The move comes as the bank is drastically cutting costs and during a tumultuous time for Hong Kong, where Chinese authorities introduced a national security law last year to counter persistent anti-government protests.

The plan would involve slowly building up Singapore as Wells Fargo’s Asian hub through a mixture of new hires and redundancies in Hong Kong, according to four people with knowledge of the matter. It would still maintain a presence in the territory. One former employee said the plan was dubbed internally “project sun”.

As of 2017 Wells Fargo had 1600 staff in Asia-Pacific, the bank said at the time. It currently employs 1300 people in the region, according to the LinkedIn page of regional head Jafar Amin. Wells Fargo declined to confirm its regional headcount or quantify planned job losses in Asia.

Over the past few months Wells Fargo has slowly made a number of senior executives in Hong Kong and elsewhere in Asia redundant. The lender has scaled back in other locations in the region and is in the process of closing its offices in Thailand, Bangladesh and the Philippines.

“Wells Fargo has a long-term presence in Hong Kong, Singapore and the Apac region, including Japan and mainland China, and we will continue to maintain this presence,” the bank said. “Suggestions we are moving our focus away from Hong Kong do not accurately reflect our commitment to this market.”

The plan is motivated by saving money from reducing Wells Fargo’s exposure to Hong Kong’s expensive real estate market, and by geopolitical uncertainty in the city and fears over whether this will lead to more onerous compliance issues, according to two of the people with knowledge of the plan.
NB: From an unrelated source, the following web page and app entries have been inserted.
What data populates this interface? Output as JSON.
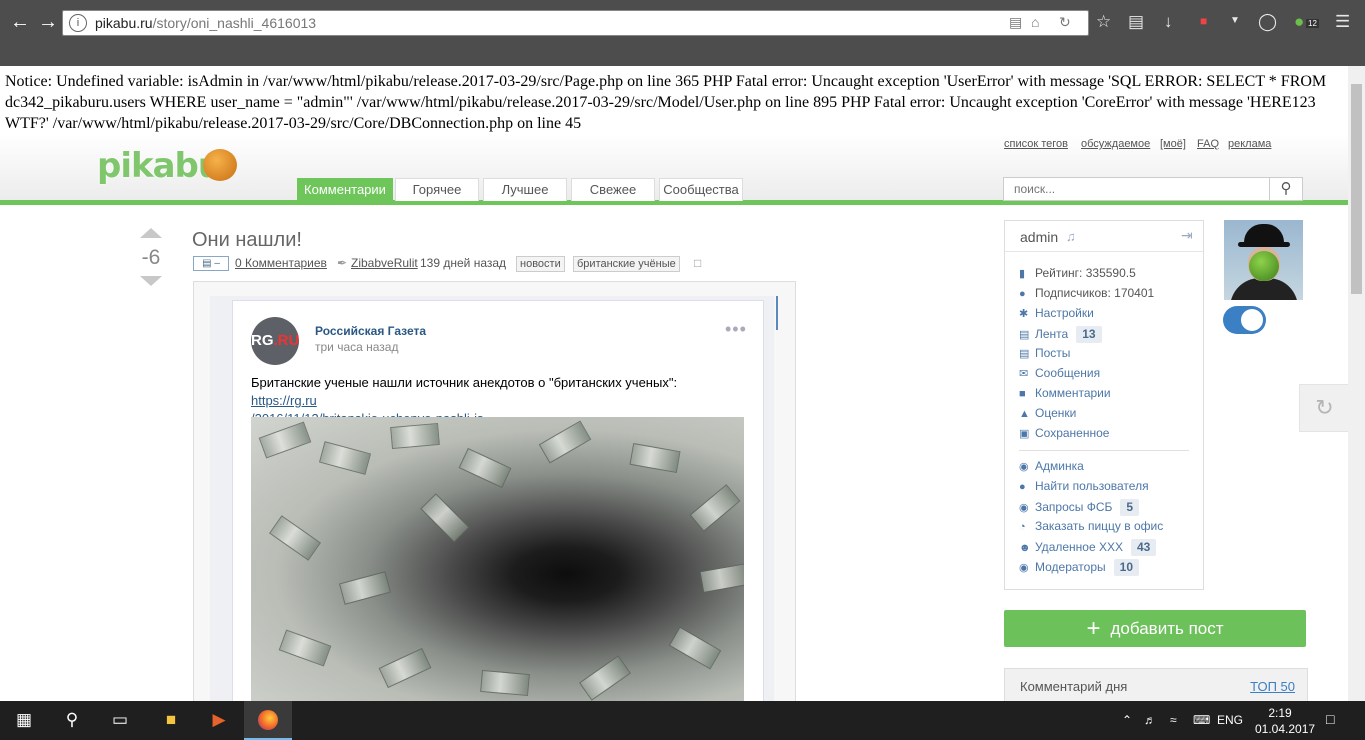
{
  "browser": {
    "url_domain": "pikabu.ru",
    "url_path": "/story/oni_nashli_4616013",
    "badge_count": "12"
  },
  "error_text": "Notice: Undefined variable: isAdmin in /var/www/html/pikabu/release.2017-03-29/src/Page.php on line 365 PHP Fatal error: Uncaught exception 'UserError' with message 'SQL ERROR: SELECT * FROM dc342_pikaburu.users WHERE user_name = \"admin\"' /var/www/html/pikabu/release.2017-03-29/src/Model/User.php on line 895 PHP Fatal error: Uncaught exception 'CoreError' with message 'HERE123 WTF?' /var/www/html/pikabu/release.2017-03-29/src/Core/DBConnection.php on line 45",
  "header": {
    "logo": "pikabu",
    "top_links": [
      "список тегов",
      "обсуждаемое",
      "[моё]",
      "FAQ",
      "реклама"
    ],
    "tabs": [
      "Комментарии",
      "Горячее",
      "Лучшее",
      "Свежее",
      "Сообщества"
    ],
    "search_placeholder": "поиск..."
  },
  "story": {
    "rating": "-6",
    "title": "Они нашли!",
    "comments": "0 Комментариев",
    "author": "ZibabveRulit",
    "time": "139 дней назад",
    "tags": [
      "новости",
      "британские учёные"
    ]
  },
  "vk_post": {
    "avatar_text_a": "RG",
    "avatar_text_b": ".RU",
    "group": "Российская Газета",
    "time": "три часа назад",
    "dots": "•••",
    "text": "Британские ученые нашли источник анекдотов о \"британских ученых\": ",
    "link_a": "https://rg.ru",
    "link_b": "/2016/11/13/britanskie-uchenye-nashli-is.."
  },
  "user": {
    "name": "admin",
    "rating": "Рейтинг: 335590.5",
    "subscribers": "Подписчиков: 170401",
    "menu": [
      {
        "label": "Настройки"
      },
      {
        "label": "Лента",
        "badge": "13"
      },
      {
        "label": "Посты"
      },
      {
        "label": "Сообщения"
      },
      {
        "label": "Комментарии"
      },
      {
        "label": "Оценки"
      },
      {
        "label": "Сохраненное"
      }
    ],
    "admin_menu": [
      {
        "label": "Админка"
      },
      {
        "label": "Найти пользователя"
      },
      {
        "label": "Запросы ФСБ",
        "badge": "5"
      },
      {
        "label": "Заказать пиццу в офис"
      },
      {
        "label": "Удаленное XXX",
        "badge": "43"
      },
      {
        "label": "Модераторы",
        "badge": "10"
      }
    ]
  },
  "add_post": "добавить пост",
  "comment_of_day": {
    "title": "Комментарий дня",
    "link": "ТОП 50"
  },
  "taskbar": {
    "lang": "ENG",
    "time": "2:19",
    "date": "01.04.2017"
  }
}
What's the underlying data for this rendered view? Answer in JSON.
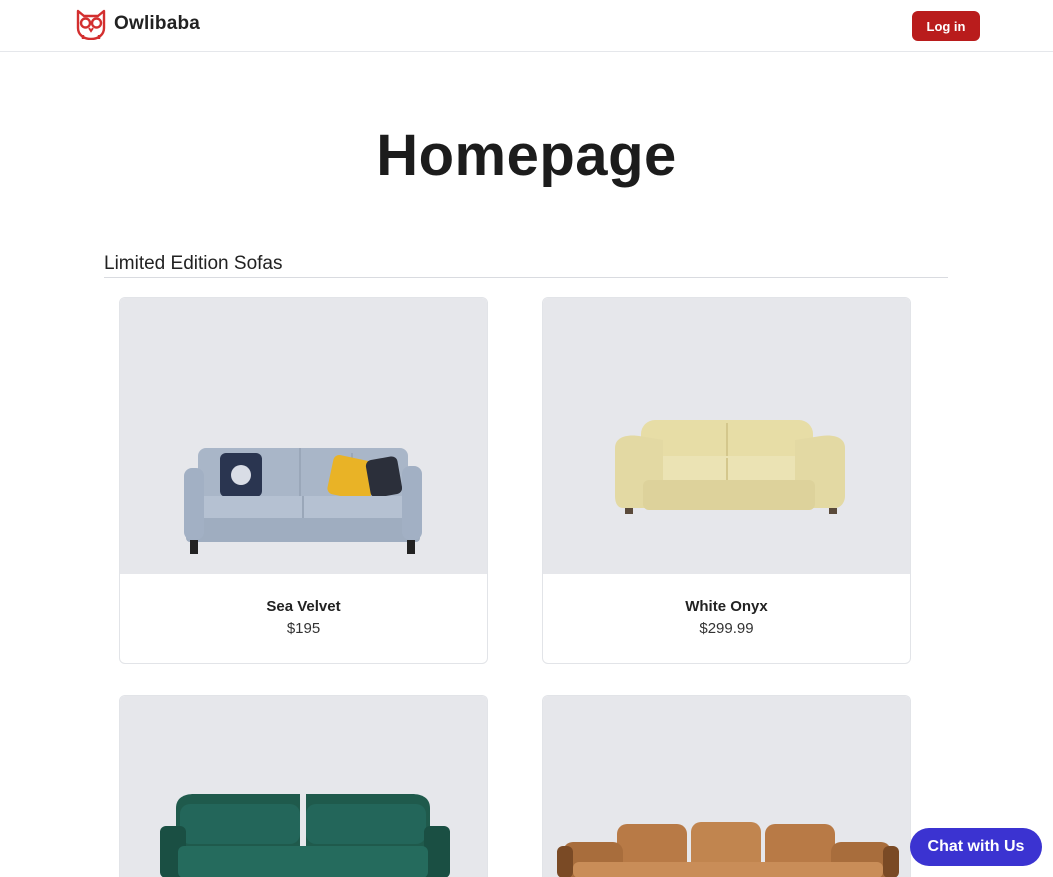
{
  "header": {
    "brand": "Owlibaba",
    "logo_icon": "owl-logo-icon",
    "login_label": "Log in",
    "accent_color": "#b91c1c"
  },
  "page": {
    "title": "Homepage"
  },
  "section": {
    "title": "Limited Edition Sofas"
  },
  "products": [
    {
      "name": "Sea Velvet",
      "price": "$195",
      "image": "light-blue-sofa-with-pillows"
    },
    {
      "name": "White Onyx",
      "price": "$299.99",
      "image": "cream-leather-sofa"
    },
    {
      "name": "",
      "price": "",
      "image": "dark-green-velvet-sofa"
    },
    {
      "name": "",
      "price": "",
      "image": "tan-leather-sofa"
    }
  ],
  "chat": {
    "label": "Chat with Us",
    "color": "#3b33d1"
  }
}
Previously, Wells Fargo staff who were responsible for covering the Asia-Pacific region had been based in Hong Kong, but now many of these jobs are being advertised on its website as either being based in Singapore or offering a choice between the two locations.
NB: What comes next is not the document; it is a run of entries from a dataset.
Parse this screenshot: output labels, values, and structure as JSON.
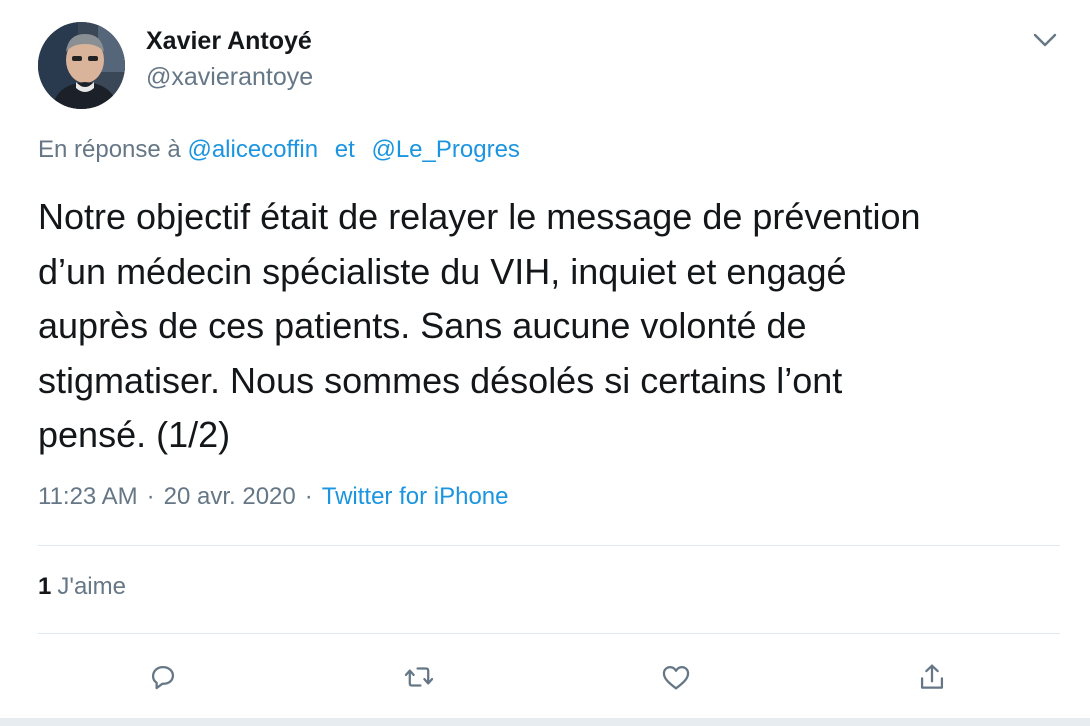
{
  "author": {
    "display_name": "Xavier Antoyé",
    "handle": "@xavierantoye",
    "avatar_icon": "profile-photo"
  },
  "reply": {
    "prefix": "En réponse à",
    "mentions": [
      "@alicecoffin",
      "@Le_Progres"
    ],
    "conjunction": "et"
  },
  "tweet": {
    "lines": [
      "Notre objectif était de relayer le message de prévention",
      "d’un médecin spécialiste du VIH, inquiet et engagé",
      "auprès de ces patients. Sans aucune volonté de",
      "stigmatiser. Nous sommes désolés si certains l’ont",
      "pensé. (1/2)"
    ]
  },
  "meta": {
    "time": "11:23 AM",
    "separator": "·",
    "date": "20 avr. 2020",
    "source": "Twitter for iPhone"
  },
  "stats": {
    "likes_count": "1",
    "likes_label": "J'aime"
  },
  "actions": {
    "icons": [
      "reply-icon",
      "retweet-icon",
      "like-icon",
      "share-icon"
    ]
  },
  "colors": {
    "text": "#14171a",
    "secondary": "#657786",
    "link": "#1b95e0",
    "divider": "#e1e8ed"
  }
}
Wells Fargo, which is led by chief executive Charlie Scharf, said in January it had 250 “efficiency initiatives” under way and could cut as much as $8bn from its cost base over the next three to four years. It has vowed to slash 250 bank branches this year.

Globally, the bank’s headcount fell by 6,400 to 268,500 in the last three months of 2020.
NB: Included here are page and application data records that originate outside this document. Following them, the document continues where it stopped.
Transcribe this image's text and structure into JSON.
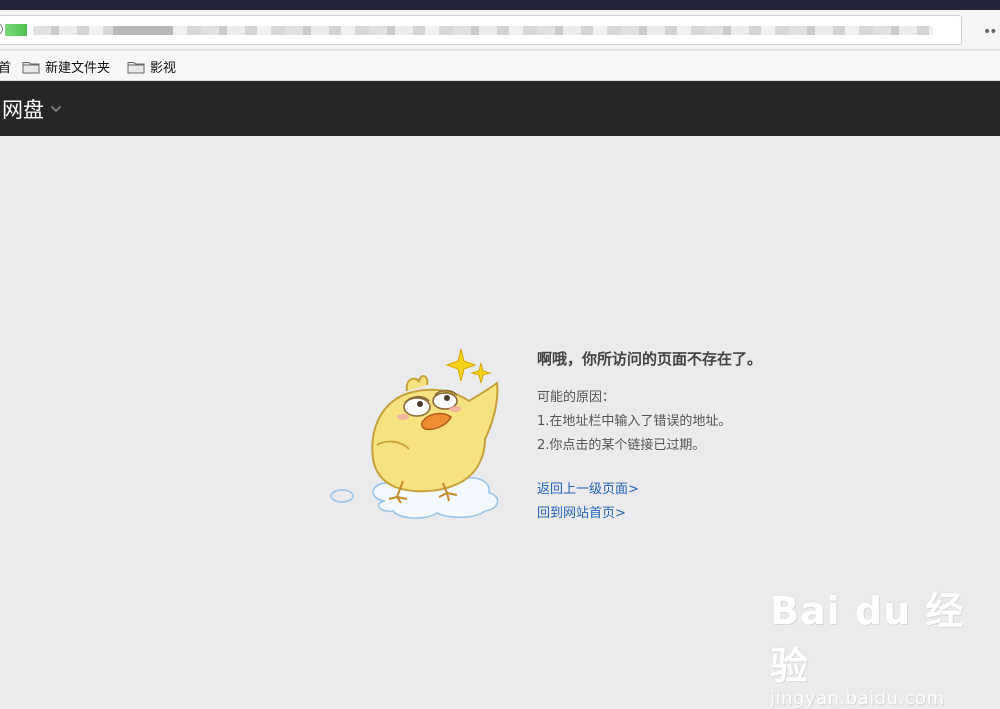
{
  "browser": {
    "bookmarks": [
      {
        "label": "首",
        "icon": "none"
      },
      {
        "label": "新建文件夹",
        "icon": "folder-icon"
      },
      {
        "label": "影视",
        "icon": "folder-icon"
      }
    ]
  },
  "app": {
    "brand": "网盘"
  },
  "error": {
    "title": "啊哦，你所访问的页面不存在了。",
    "reasons_heading": "可能的原因：",
    "reasons": [
      "1.在地址栏中输入了错误的地址。",
      "2.你点击的某个链接已过期。"
    ],
    "links": [
      "返回上一级页面>",
      "回到网站首页>"
    ]
  },
  "watermark": {
    "logo": "Bai du 经验",
    "sub": "jingyan.baidu.com"
  },
  "colors": {
    "appbar": "#262626",
    "link": "#2363b8",
    "background": "#ebebed"
  }
}
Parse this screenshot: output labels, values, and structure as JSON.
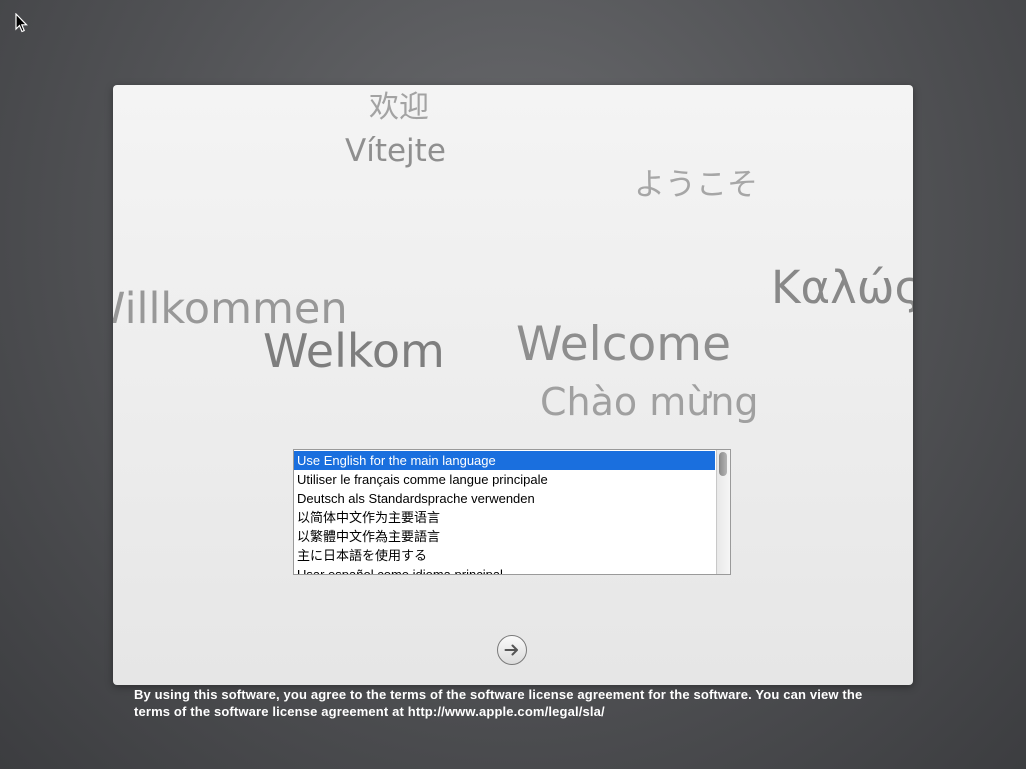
{
  "greetings": {
    "zh": "欢迎",
    "cs": "Vítejte",
    "ja": "ようこそ",
    "el": "Καλώς",
    "de": "Willkommen",
    "nl": "Welkom",
    "en": "Welcome",
    "vi": "Chào mừng"
  },
  "language_list": {
    "items": [
      "Use English for the main language",
      "Utiliser le français comme langue principale",
      "Deutsch als Standardsprache verwenden",
      "以简体中文作为主要语言",
      "以繁體中文作為主要語言",
      "主に日本語を使用する",
      "Usar español como idioma principal"
    ],
    "selected_index": 0
  },
  "icons": {
    "cursor": "arrow-cursor-icon",
    "next": "arrow-right-circle-icon"
  },
  "license": {
    "text": "By using this software, you agree to the terms of the software license agreement for the software. You can view the terms of the software license agreement at http://www.apple.com/legal/sla/"
  },
  "colors": {
    "selection": "#1a6fde",
    "background": "#505154",
    "panel": "#ececec"
  }
}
Location is a sensitive topic for US banks operating in Hong Kong, who fear any impact on their China business were they to be perceived to be pulling out of the city.

Singapore, a growing centre for start-ups and technology companies, has been seen as a beneficiary of the tensions arising from the new security law, due to its relative political stability and proximity to Hong Kong.

Despite the perception of heightened political risk, however, few banks or financial institutions have left Hong Kong altogether, owing in part to their growing and prosperous China businesses.